Listen to an audio introduction to the Alexander Cassatt website.
A podcast accompanies this website. It is the "End of the Line Podcast," a biography of Alexander Cassatt. The podcast host site is on Podbean, but it is also available in Apple Podcasts (iTunes) and Google Play Music Podcasts.
Cassatt was one of our country's corporate titans, respected by his peers and oft-adversaries: Carnegie, Vanderbilt, Rockefeller, Morgan, Gould and other robber barons of the time.
Great care has been given in the development of this website to honor the low-key and dignified manner in which Cassatt conducted his personal and business affairs. He eschewed publicity and fame which he so easily could have had. For this reason, little is known about the man. In the scarce publication and Internet information which is available, descriptors of admiration consistently abound.
In "End of the Line," published in 1978 and the only biography of Cassatt, author Patricia Talbot Davis' opening sentence in the Acknowledgements is: "A biographer's delight is an unheralded hero, and such is Alexander Johnston Cassatt."
The book description on the dust cover goes on to say: "Today the name Cassatt, if remembered at all, is associated with his artist sister, Mary, not with the railroad. He deserves better, and this account attempts to accord him his rightful place in the railroad annals of America."
The integrity and character of Alexander Cassatt is summed up in one paragraph from Patricia Davis' biography of Cassatt. It relates to the difficulties Cassatt faced regarding his vision and plan to build the Hudson and East River tunnels into New York City and subsequently Penn Station, arguably the grandest structure ever to grace the American landscape.
No franchises would be authorized by these greedy lawmakers (state legislators and Aldermen of NYC) until they had been well bribed.
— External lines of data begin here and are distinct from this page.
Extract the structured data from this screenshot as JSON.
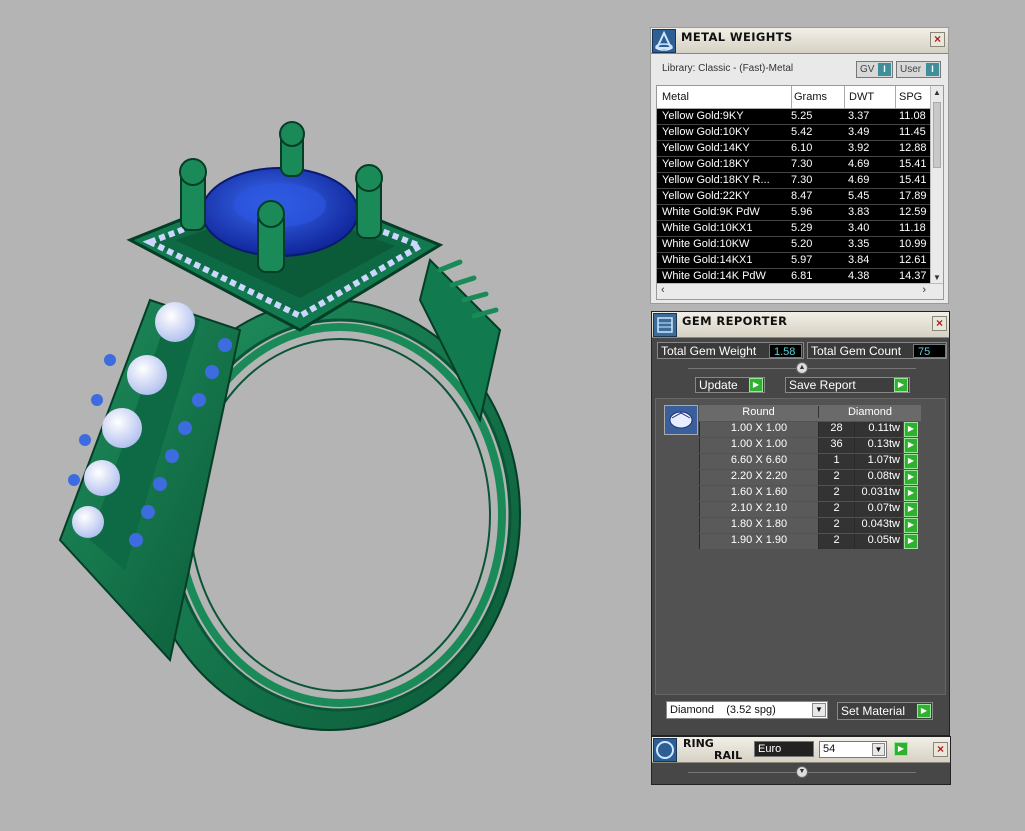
{
  "metal_weights": {
    "title": "METAL WEIGHTS",
    "library_label": "Library: Classic - (Fast)-Metal",
    "toggle_gv": "GV",
    "toggle_user": "User",
    "columns": [
      "Metal",
      "Grams",
      "DWT",
      "SPG"
    ],
    "rows": [
      {
        "metal": "Yellow Gold:9KY",
        "grams": "5.25",
        "dwt": "3.37",
        "spg": "11.08"
      },
      {
        "metal": "Yellow Gold:10KY",
        "grams": "5.42",
        "dwt": "3.49",
        "spg": "11.45"
      },
      {
        "metal": "Yellow Gold:14KY",
        "grams": "6.10",
        "dwt": "3.92",
        "spg": "12.88"
      },
      {
        "metal": "Yellow Gold:18KY",
        "grams": "7.30",
        "dwt": "4.69",
        "spg": "15.41"
      },
      {
        "metal": "Yellow Gold:18KY R...",
        "grams": "7.30",
        "dwt": "4.69",
        "spg": "15.41"
      },
      {
        "metal": "Yellow Gold:22KY",
        "grams": "8.47",
        "dwt": "5.45",
        "spg": "17.89"
      },
      {
        "metal": "White Gold:9K PdW",
        "grams": "5.96",
        "dwt": "3.83",
        "spg": "12.59"
      },
      {
        "metal": "White Gold:10KX1",
        "grams": "5.29",
        "dwt": "3.40",
        "spg": "11.18"
      },
      {
        "metal": "White Gold:10KW",
        "grams": "5.20",
        "dwt": "3.35",
        "spg": "10.99"
      },
      {
        "metal": "White Gold:14KX1",
        "grams": "5.97",
        "dwt": "3.84",
        "spg": "12.61"
      },
      {
        "metal": "White Gold:14K PdW",
        "grams": "6.81",
        "dwt": "4.38",
        "spg": "14.37"
      }
    ]
  },
  "gem_reporter": {
    "title": "GEM REPORTER",
    "total_weight_label": "Total Gem Weight",
    "total_weight_value": "1.58",
    "total_count_label": "Total Gem Count",
    "total_count_value": "75",
    "update_label": "Update",
    "save_report_label": "Save Report",
    "col_shape": "Round",
    "col_material": "Diamond",
    "gems": [
      {
        "size": "1.00 X 1.00",
        "count": "28",
        "weight": "0.11tw"
      },
      {
        "size": "1.00 X 1.00",
        "count": "36",
        "weight": "0.13tw"
      },
      {
        "size": "6.60 X 6.60",
        "count": "1",
        "weight": "1.07tw"
      },
      {
        "size": "2.20 X 2.20",
        "count": "2",
        "weight": "0.08tw"
      },
      {
        "size": "1.60 X 1.60",
        "count": "2",
        "weight": "0.031tw"
      },
      {
        "size": "2.10 X 2.10",
        "count": "2",
        "weight": "0.07tw"
      },
      {
        "size": "1.80 X 1.80",
        "count": "2",
        "weight": "0.043tw"
      },
      {
        "size": "1.90 X 1.90",
        "count": "2",
        "weight": "0.05tw"
      }
    ],
    "material_select": "Diamond    (3.52 spg)",
    "set_material_label": "Set Material"
  },
  "ring_rail": {
    "title_line1": "RING",
    "title_line2": "RAIL",
    "standard": "Euro",
    "size": "54"
  },
  "colors": {
    "ring_green": "#127a4f",
    "gem_blue": "#1a3fc8",
    "panel_dark": "#474747",
    "value_cyan": "#5fd0d8",
    "play_green": "#2fb12f"
  }
}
Such a method of acquiring permission to build an intricate transportation system which would benefit the public as well as the Pennsylvania Railroad was abhorrent to Cassatt, against all of his deeply held principles."